Read the entries below and pull out each line with the string "waves".

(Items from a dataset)

------------

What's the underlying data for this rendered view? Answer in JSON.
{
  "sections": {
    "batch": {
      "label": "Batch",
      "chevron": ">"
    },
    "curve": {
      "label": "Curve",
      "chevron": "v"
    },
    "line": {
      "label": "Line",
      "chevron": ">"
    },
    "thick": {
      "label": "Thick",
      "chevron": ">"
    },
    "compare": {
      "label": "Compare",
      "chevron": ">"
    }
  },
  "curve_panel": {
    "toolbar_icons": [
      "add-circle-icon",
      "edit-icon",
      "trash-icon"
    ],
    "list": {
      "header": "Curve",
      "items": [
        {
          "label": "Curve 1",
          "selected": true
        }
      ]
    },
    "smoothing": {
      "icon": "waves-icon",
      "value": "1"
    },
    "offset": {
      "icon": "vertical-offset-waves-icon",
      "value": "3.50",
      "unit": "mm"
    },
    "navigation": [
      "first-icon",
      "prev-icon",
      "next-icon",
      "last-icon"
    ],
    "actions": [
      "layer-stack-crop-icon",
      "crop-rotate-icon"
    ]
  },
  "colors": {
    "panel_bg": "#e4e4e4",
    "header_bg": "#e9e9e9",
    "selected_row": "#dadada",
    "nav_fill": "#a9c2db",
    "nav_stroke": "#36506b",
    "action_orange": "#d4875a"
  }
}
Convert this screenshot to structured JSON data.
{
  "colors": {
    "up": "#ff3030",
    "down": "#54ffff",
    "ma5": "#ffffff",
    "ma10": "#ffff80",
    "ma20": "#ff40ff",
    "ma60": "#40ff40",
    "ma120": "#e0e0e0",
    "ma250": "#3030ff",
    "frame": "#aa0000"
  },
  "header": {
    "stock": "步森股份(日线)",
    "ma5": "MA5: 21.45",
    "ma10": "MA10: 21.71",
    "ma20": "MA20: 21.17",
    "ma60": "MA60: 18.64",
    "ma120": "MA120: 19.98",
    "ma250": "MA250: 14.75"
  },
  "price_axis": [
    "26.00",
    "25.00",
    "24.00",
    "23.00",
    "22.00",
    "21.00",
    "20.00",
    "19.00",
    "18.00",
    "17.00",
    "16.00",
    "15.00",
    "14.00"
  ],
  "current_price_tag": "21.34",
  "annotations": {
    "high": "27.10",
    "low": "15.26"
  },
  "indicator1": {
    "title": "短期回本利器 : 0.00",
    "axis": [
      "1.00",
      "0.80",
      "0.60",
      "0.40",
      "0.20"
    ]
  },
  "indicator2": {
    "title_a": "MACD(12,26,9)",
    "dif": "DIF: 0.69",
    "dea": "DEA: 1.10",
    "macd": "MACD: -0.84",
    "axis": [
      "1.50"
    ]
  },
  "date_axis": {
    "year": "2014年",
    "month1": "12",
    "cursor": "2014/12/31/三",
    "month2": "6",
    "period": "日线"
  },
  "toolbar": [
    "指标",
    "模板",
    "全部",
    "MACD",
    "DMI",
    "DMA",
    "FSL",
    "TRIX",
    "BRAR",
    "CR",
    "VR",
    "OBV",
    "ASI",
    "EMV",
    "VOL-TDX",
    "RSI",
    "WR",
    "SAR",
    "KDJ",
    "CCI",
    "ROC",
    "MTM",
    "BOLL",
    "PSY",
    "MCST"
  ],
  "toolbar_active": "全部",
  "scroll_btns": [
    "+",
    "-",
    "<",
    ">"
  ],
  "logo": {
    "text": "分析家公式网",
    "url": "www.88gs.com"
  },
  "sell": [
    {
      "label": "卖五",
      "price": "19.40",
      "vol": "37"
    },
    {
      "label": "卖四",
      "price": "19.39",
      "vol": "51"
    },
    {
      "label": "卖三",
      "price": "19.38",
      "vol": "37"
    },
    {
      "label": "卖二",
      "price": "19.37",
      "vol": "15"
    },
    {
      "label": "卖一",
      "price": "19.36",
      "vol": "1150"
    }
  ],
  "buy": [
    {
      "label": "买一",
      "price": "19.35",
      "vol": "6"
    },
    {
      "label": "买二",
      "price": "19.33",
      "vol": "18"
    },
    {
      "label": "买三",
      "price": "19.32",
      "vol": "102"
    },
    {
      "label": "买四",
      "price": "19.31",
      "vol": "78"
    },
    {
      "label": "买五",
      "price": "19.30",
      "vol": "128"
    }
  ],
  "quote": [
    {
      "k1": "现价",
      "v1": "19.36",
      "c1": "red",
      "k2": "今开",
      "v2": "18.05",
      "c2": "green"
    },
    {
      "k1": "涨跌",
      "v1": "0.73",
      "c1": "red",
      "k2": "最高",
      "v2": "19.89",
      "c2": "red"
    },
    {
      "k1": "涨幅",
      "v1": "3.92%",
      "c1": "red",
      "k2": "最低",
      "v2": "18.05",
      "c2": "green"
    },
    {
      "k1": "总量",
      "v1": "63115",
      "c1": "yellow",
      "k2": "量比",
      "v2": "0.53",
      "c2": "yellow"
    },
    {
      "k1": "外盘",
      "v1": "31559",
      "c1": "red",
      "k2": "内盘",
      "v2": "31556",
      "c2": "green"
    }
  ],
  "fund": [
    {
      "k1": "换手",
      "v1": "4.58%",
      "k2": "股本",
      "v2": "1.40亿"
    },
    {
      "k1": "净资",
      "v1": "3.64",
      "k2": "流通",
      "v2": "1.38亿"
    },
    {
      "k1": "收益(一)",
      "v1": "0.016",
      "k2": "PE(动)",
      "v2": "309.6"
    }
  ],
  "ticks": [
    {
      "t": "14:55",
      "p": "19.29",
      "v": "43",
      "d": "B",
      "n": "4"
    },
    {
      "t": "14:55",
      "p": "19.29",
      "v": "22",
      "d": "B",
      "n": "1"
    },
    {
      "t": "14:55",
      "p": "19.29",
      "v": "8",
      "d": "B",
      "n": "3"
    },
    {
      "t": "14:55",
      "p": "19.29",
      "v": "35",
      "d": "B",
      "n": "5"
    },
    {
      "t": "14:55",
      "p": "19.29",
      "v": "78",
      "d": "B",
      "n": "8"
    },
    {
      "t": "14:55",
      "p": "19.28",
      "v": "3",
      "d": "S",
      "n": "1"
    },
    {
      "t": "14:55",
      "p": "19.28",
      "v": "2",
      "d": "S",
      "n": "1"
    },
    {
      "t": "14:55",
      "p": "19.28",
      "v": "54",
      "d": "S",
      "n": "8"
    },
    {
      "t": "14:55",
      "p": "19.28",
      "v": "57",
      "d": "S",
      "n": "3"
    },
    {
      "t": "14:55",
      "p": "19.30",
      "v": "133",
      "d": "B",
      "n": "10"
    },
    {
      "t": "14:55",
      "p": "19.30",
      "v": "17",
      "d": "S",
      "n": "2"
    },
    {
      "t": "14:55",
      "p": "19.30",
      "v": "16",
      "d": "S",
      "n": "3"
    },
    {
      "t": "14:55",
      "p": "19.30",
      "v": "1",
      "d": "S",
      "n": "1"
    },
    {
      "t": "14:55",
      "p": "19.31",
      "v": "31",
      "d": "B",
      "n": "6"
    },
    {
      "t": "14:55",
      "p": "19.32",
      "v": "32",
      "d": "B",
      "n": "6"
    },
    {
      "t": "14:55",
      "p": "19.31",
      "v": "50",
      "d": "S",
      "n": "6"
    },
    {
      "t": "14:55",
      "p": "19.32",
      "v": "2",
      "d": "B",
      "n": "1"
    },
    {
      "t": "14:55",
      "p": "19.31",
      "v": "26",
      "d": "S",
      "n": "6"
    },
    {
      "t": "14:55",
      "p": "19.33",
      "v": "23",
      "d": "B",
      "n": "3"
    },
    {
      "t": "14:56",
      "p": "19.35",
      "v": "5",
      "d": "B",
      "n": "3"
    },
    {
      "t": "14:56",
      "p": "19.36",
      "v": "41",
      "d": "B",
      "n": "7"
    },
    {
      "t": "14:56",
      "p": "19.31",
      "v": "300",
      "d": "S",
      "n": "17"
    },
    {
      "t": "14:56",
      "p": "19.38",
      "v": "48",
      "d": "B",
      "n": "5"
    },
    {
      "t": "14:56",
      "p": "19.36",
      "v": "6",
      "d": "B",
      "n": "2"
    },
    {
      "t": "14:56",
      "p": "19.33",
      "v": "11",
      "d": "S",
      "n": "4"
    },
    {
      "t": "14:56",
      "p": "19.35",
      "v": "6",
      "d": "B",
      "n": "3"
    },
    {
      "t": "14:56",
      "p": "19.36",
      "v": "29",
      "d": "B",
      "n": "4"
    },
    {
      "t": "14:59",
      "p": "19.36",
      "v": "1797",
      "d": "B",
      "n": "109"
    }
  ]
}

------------

Result of this task:
      "icon": "waves-icon",
      "icon": "vertical-offset-waves-icon",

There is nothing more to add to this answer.